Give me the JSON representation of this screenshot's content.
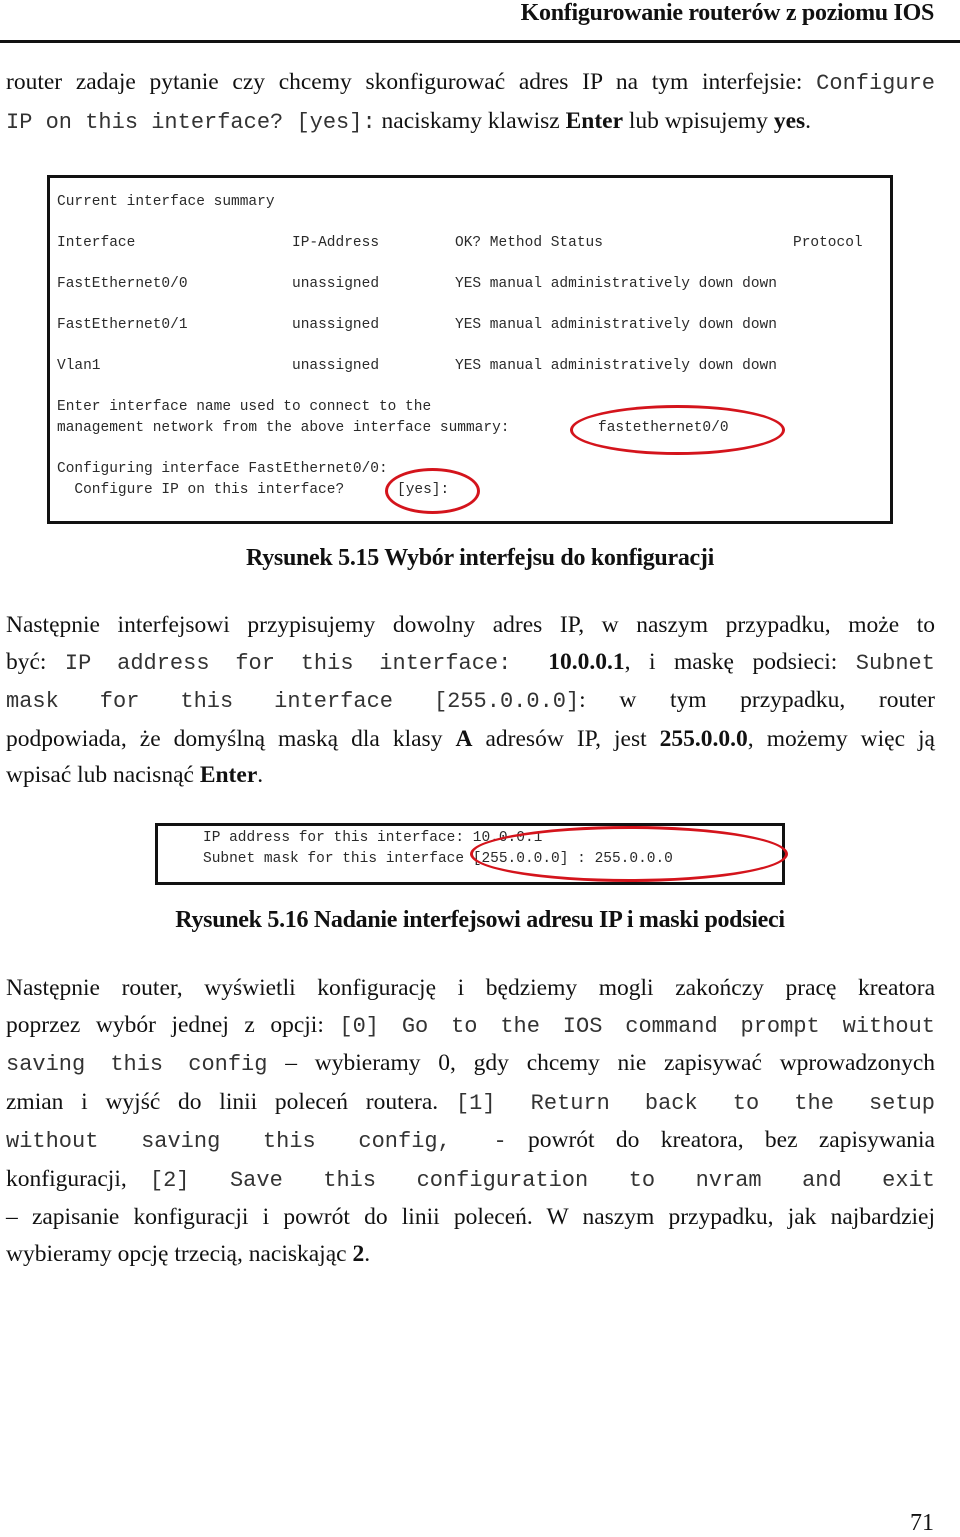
{
  "header": {
    "title": "Konfigurowanie routerów z poziomu IOS"
  },
  "para1": {
    "t1": "router zadaje pytanie czy chcemy skonfigurować adres IP na tym interfejsie: ",
    "m1": "Configure",
    "m2": "IP on this interface? [yes]:",
    "t2": " naciskamy klawisz ",
    "b1": "Enter",
    "t3": " lub wpisujemy ",
    "b2": "yes",
    "t4": "."
  },
  "figure1": {
    "lines": {
      "summary": "Current interface summary",
      "header_interface": "Interface",
      "header_ip": "IP-Address",
      "header_rest": "OK? Method Status",
      "header_protocol": "Protocol",
      "enter1": "Enter interface name used to connect to the",
      "enter2": "management network from the above interface summary:",
      "enter2_answer": "fastethernet0/0",
      "configuring": "Configuring interface FastEthernet0/0:",
      "configure_ip": "  Configure IP on this interface?",
      "configure_ip_default": "[yes]:"
    },
    "rows": [
      {
        "interface": "FastEthernet0/0",
        "ip": "unassigned",
        "rest": "YES manual administratively down down"
      },
      {
        "interface": "FastEthernet0/1",
        "ip": "unassigned",
        "rest": "YES manual administratively down down"
      },
      {
        "interface": "Vlan1",
        "ip": "unassigned",
        "rest": "YES manual administratively down down"
      }
    ],
    "caption": "Rysunek 5.15 Wybór interfejsu do konfiguracji",
    "highlight_color": "#d4141c"
  },
  "para2": {
    "t1": "Następnie interfejsowi przypisujemy dowolny adres IP, w naszym przypadku, może to",
    "t2": "być: ",
    "m1": "IP address for this interface:",
    "b1": "10.0.0.1",
    "t3": ",  i maskę podsieci: ",
    "m2": "Subnet",
    "m3": "mask for this interface [255.0.0.0]",
    "t4": ": w tym przypadku, router",
    "t5": "podpowiada, że domyślną maską dla klasy ",
    "b2": "A",
    "t6": " adresów IP, jest ",
    "b3": "255.0.0.0",
    "t7": ", możemy więc ją",
    "t8": "wpisać lub nacisnąć ",
    "b4": "Enter",
    "t9": "."
  },
  "figure2": {
    "line1": "IP address for this interface: 10.0.0.1",
    "line2": "Subnet mask for this interface [255.0.0.0] : 255.0.0.0",
    "caption": "Rysunek 5.16 Nadanie interfejsowi adresu IP i maski podsieci"
  },
  "para3": {
    "t1": "Następnie router, wyświetli konfigurację i będziemy mogli zakończy pracę kreatora",
    "t2": "poprzez wybór jednej z opcji: ",
    "m1": "[0] Go to the IOS command prompt without",
    "m2": "saving this config",
    "t3": " – wybieramy 0, gdy chcemy nie zapisywać wprowadzonych",
    "t4": "zmian i wyjść do linii poleceń routera. ",
    "m3": "[1]  Return back to the setup",
    "m4": "without saving this config, -",
    "t5": "  powrót do kreatora, bez zapisywania",
    "t6": "konfiguracji, ",
    "m5": "[2]  Save this configuration to nvram and exit",
    "t7": "– zapisanie konfiguracji i powrót do linii poleceń. W naszym przypadku, jak najbardziej",
    "t8": "wybieramy opcję trzecią, naciskając ",
    "b1": "2",
    "t9": "."
  },
  "footer": {
    "page_number": "71"
  }
}
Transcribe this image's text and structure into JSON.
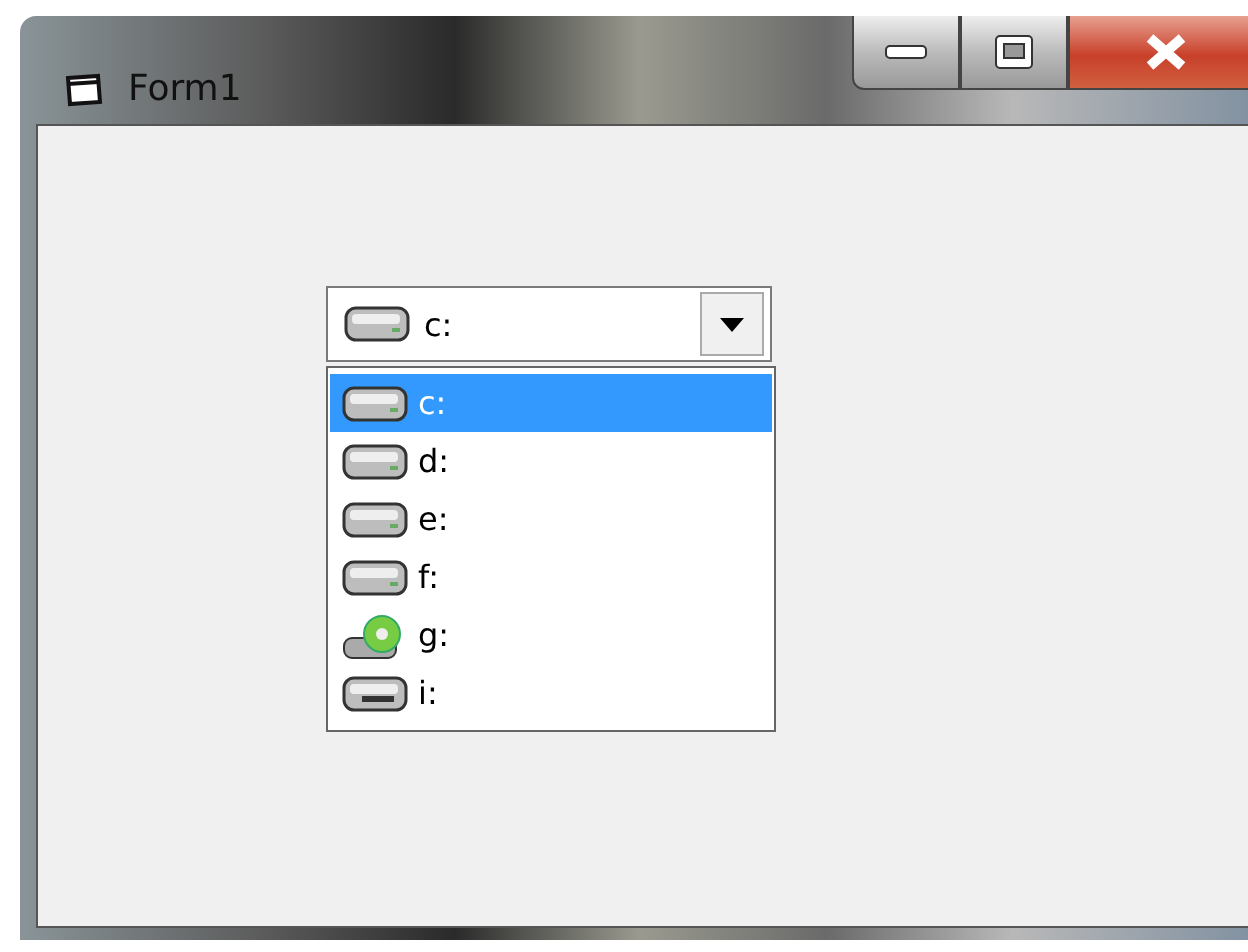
{
  "window": {
    "title": "Form1"
  },
  "drive_combo": {
    "value": {
      "label": "c:",
      "kind": "hdd"
    },
    "expanded": true,
    "items": [
      {
        "label": "c:",
        "kind": "hdd",
        "selected": true
      },
      {
        "label": "d:",
        "kind": "hdd",
        "selected": false
      },
      {
        "label": "e:",
        "kind": "hdd",
        "selected": false
      },
      {
        "label": "f:",
        "kind": "hdd",
        "selected": false
      },
      {
        "label": "g:",
        "kind": "cd",
        "selected": false
      },
      {
        "label": "i:",
        "kind": "removable",
        "selected": false
      }
    ]
  }
}
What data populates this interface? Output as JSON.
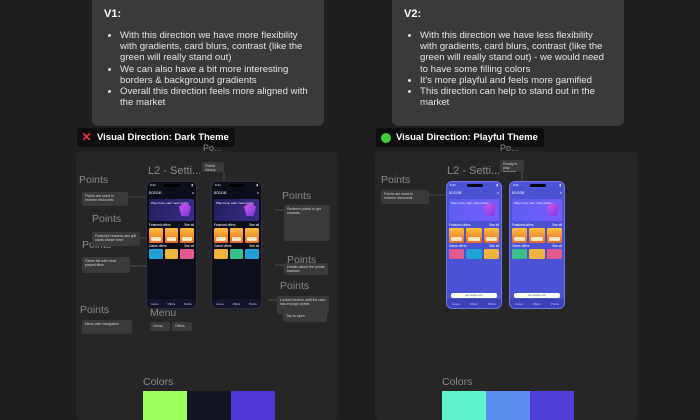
{
  "notes": {
    "v1": {
      "title": "V1:",
      "bullets": [
        "With this direction we have more flexibility with gradients, card blurs, contrast (like the green will really stand out)",
        "We can also have a bit more interesting borders & background gradients",
        "Overall this direction feels more aligned with the market"
      ]
    },
    "v2": {
      "title": "V2:",
      "bullets": [
        "With this direction we have less flexibility with gradients, card blurs, contrast (like the green will really stand out) - we would need to have some filling colors",
        "It's more playful and feels more gamified",
        "This direction can help to stand out in the market"
      ]
    }
  },
  "directions": {
    "dark": {
      "label": "Visual Direction: Dark Theme",
      "status_icon": "x-icon",
      "status_color": "#e8333c"
    },
    "playful": {
      "label": "Visual Direction: Playful Theme",
      "status_icon": "green-dot-icon",
      "status_color": "#3ecf3e"
    }
  },
  "dark_frame": {
    "po_label": "Po...",
    "settings_label": "L2 - Setti...",
    "points_labels": [
      "Points",
      "Points",
      "Points",
      "Points",
      "Points",
      "Points",
      "Points"
    ],
    "menu_label": "Menu",
    "colors_label": "Colors",
    "notes": [
      "Points are used to redeem discounts",
      "Featured rewards and gift cards shown here",
      "Game list with most played titles",
      "Redeem points to get rewards",
      "Details about the points balance",
      "Points history",
      "Locked section until the user has enough points",
      "Menu with navigation",
      "Tap to open"
    ],
    "swatches": [
      "#9cff5c",
      "#141624",
      "#4f36d6"
    ]
  },
  "play_frame": {
    "po_label": "Po...",
    "settings_label": "L2 - Setti...",
    "points_label": "Points",
    "colors_label": "Colors",
    "notes": [
      "Points are used to redeem discounts",
      "Ready to play rewards and more games"
    ],
    "swatches": [
      "#5ff2c9",
      "#5a8cf0",
      "#4f3fd8"
    ]
  },
  "phone": {
    "time": "9:41",
    "brand": "BOOGIE",
    "hero_text": "Play more, earn more points",
    "featured": "Featured offers",
    "games": "Game offers",
    "see_all": "See all",
    "tabs": [
      "Home",
      "Offers",
      "Points",
      "Profile"
    ],
    "url": "app.boogie.com"
  }
}
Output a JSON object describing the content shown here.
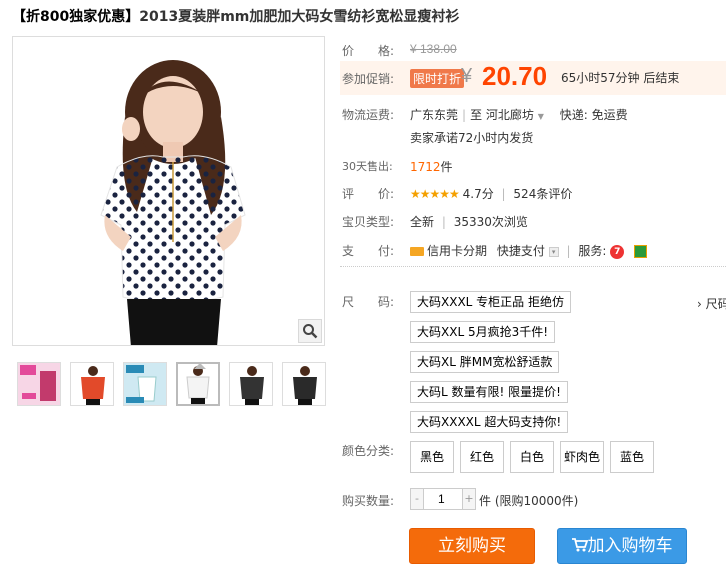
{
  "product": {
    "title_promo": "【折800独家优惠】",
    "title_name": "2013夏装胖mm加肥加大码女雪纺衫宽松显瘦衬衫"
  },
  "price": {
    "label": "价　　格:",
    "original": "¥ 138.00"
  },
  "promotion": {
    "label": "参加促销:",
    "tag": "限时打折",
    "currency": "¥",
    "price": "20.70",
    "countdown": "65小时57分钟 后结束"
  },
  "shipping": {
    "label": "物流运费:",
    "from": "广东东莞",
    "to_prefix": "至",
    "to": "河北廊坊",
    "fee": "快递: 免运费",
    "promise": "卖家承诺72小时内发货"
  },
  "sales": {
    "label": "30天售出:",
    "count": "1712",
    "unit": "件"
  },
  "rating": {
    "label": "评　　价:",
    "stars": "★★★★★",
    "score": "4.7分",
    "reviews": "524条评价"
  },
  "item_type": {
    "label": "宝贝类型:",
    "condition": "全新",
    "views": "35330次浏览"
  },
  "payment": {
    "label": "支　　付:",
    "credit": "信用卡分期",
    "quick": "快捷支付",
    "service_label": "服务:"
  },
  "size": {
    "label": "尺　　码:",
    "options": [
      "大码XXXL 专柜正品 拒绝仿",
      "大码XXL 5月疯抢3千件!",
      "大码XL 胖MM宽松舒适款",
      "大码L 数量有限! 限量提价!",
      "大码XXXXL 超大码支持你!"
    ],
    "guide": "› 尺码"
  },
  "color": {
    "label": "颜色分类:",
    "options": [
      "黑色",
      "红色",
      "白色",
      "虾肉色",
      "蓝色"
    ]
  },
  "quantity": {
    "label": "购买数量:",
    "minus": "-",
    "value": "1",
    "plus": "+",
    "unit_limit": "件 (限购10000件)"
  },
  "actions": {
    "buy_now": "立刻购买",
    "add_cart": "加入购物车"
  },
  "colors": {
    "price": "#ff4400",
    "tag_bg": "#f0794a",
    "buy_btn": "#f46b0b",
    "cart_btn": "#3b9ae6"
  }
}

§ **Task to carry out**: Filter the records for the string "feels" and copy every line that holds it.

§ **Task result**:
        "Overall this direction feels more aligned with the market"
        "It's more playful and feels more gamified",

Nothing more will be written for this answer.